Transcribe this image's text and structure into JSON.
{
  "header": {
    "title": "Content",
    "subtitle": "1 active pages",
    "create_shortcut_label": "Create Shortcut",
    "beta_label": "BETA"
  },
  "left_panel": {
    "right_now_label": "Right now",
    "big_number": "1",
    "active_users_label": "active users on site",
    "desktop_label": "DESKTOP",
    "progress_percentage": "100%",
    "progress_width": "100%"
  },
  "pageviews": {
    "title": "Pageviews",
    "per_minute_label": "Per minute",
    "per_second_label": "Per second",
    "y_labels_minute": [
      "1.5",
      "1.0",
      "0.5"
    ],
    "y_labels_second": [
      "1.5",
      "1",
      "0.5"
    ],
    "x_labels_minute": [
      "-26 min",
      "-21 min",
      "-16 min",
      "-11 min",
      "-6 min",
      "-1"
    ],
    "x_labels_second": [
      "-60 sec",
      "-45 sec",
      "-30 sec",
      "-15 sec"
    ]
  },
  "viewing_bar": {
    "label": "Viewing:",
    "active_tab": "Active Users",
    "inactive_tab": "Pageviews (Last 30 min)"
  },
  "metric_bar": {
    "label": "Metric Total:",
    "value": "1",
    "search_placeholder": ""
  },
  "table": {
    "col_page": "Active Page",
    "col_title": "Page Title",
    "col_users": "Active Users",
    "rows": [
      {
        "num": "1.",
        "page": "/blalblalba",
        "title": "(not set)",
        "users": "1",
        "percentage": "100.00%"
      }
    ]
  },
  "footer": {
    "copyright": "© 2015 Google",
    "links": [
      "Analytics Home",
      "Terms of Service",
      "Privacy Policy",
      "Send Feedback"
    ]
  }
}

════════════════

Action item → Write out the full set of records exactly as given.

Exercise solution →
Transcribe this image's text and structure into JSON.
{
  "header": {
    "title": "Content",
    "subtitle": "1 active pages",
    "create_shortcut_label": "Create Shortcut",
    "beta_label": "BETA"
  },
  "left_panel": {
    "right_now_label": "Right now",
    "big_number": "1",
    "active_users_label": "active users on site",
    "desktop_label": "DESKTOP",
    "progress_percentage": "100%",
    "progress_width": "100%"
  },
  "pageviews": {
    "title": "Pageviews",
    "per_minute_label": "Per minute",
    "per_second_label": "Per second",
    "y_labels_minute": [
      "1.5",
      "1.0",
      "0.5"
    ],
    "y_labels_second": [
      "1.5",
      "1",
      "0.5"
    ],
    "x_labels_minute": [
      "-26 min",
      "-21 min",
      "-16 min",
      "-11 min",
      "-6 min",
      "-1"
    ],
    "x_labels_second": [
      "-60 sec",
      "-45 sec",
      "-30 sec",
      "-15 sec"
    ]
  },
  "viewing_bar": {
    "label": "Viewing:",
    "active_tab": "Active Users",
    "inactive_tab": "Pageviews (Last 30 min)"
  },
  "metric_bar": {
    "label": "Metric Total:",
    "value": "1",
    "search_placeholder": ""
  },
  "table": {
    "col_page": "Active Page",
    "col_title": "Page Title",
    "col_users": "Active Users",
    "rows": [
      {
        "num": "1.",
        "page": "/blalblalba",
        "title": "(not set)",
        "users": "1",
        "percentage": "100.00%"
      }
    ]
  },
  "footer": {
    "copyright": "© 2015 Google",
    "links": [
      "Analytics Home",
      "Terms of Service",
      "Privacy Policy",
      "Send Feedback"
    ]
  }
}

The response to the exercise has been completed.